Already today, people with non-functional heart valves often receive so-called "biological heart valves", which are made from aortic valves of pigs or from the pericardial tissue of cattle. However, transplanting entire organs is more difficult. Those of chimpanzees, our closest relatives in the animal kingdom, are too small and not powerful enough. Pig hearts are physiologically more suitable. They have sufficient pumping capacity, a suitable size, and the blood and metabolism of pigs have similar characteristics to those of humans.
However, two major obstacles stand in the way of using pig organs: firstly, the so-called hyperacute rejection reaction, which occurs minutes or a few hours after transplantation, and secondly, the risk of virus transmission.
The so-called retroviruses of pigs (PERV - porcine endogenous retrovirus) are particularly problematic. These are integrated into the animals' genome as a kind of "sleeper" and are therefore also passed on to the offspring. Under certain circumstances they can become active again and cause diseases.
The second problem is immune tolerance. In mammals, so-called surface antigens are found on the surface of all cells. These vary from species to species and within species from individual to individual. They help the immune system to recognize the body's own healthy cells. If the pattern does not correspond to the norm known to the immune system, the cell in question is eliminated by the immune system. Pigs possess surface antigens that do not occur at all in humans. While these can be removed chemically from heart valve tissue, this is not possible with organs. They provoke the hyperacute rejection reaction, which cannot be controlled even with drugs.
The US biotechnology company eGenesis is working on both problems. In 2013, the then 27-year-old Harvard student Luhan Yang co-authored a study that showed that mammalian genes can be removed or altered. Yang, who had already been a kind of bio-superstar in her Chinese home country as a high school student, had no problem convincing the world-famous bio-engineer Geogre Church that this would also solve the virus problem in pig organs. Together they founded eGenesis.
The project also fascinated investors, and so the company began operations in Cambridge in February 2015. The scientists were able to publish a sensation in November: They had succeeded in deactivating all PERVs in pig cells. However, this was initially only one cell line, informs Carmel. "We wanted."
Two years later, the company was able to breed an entire pig without endogenous retroviruses from a cell line treated in this way. Since then, there have been pigs in which all 62 copies of the 25 PERVs are inactive. The first one was named Laika, after the dog that in 1957 was the first living creature to be purposefully placed in orbit around the earth. eGenesis is now working on minimising the rejection reactions.
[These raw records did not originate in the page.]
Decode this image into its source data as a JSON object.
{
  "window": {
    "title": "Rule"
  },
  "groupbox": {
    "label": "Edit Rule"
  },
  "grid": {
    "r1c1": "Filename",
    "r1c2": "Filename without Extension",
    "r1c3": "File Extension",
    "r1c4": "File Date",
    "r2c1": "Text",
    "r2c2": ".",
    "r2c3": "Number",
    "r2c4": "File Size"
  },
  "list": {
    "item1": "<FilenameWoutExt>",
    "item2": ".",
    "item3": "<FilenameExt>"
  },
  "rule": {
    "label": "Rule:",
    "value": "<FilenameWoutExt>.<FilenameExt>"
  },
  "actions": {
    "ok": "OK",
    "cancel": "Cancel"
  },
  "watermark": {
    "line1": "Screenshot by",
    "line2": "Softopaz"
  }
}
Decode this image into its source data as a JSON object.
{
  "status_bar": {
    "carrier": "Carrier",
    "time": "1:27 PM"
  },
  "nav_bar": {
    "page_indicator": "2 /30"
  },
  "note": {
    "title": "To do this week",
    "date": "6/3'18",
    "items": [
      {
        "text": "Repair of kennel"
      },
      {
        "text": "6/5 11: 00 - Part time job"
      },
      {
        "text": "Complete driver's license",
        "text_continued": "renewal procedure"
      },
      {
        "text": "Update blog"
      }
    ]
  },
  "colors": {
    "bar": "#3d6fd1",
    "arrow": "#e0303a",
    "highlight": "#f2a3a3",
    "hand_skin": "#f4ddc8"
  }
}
To this end, human genes will be introduced into the pigs' genome to make the tissue of the organs more immune compatible and reduce the risk of blood clots forming.
If this work also works - although there is currently no time frame for this - there would no longer be a shortage of donor organs in the future.
Author: Dr. Ludger Wess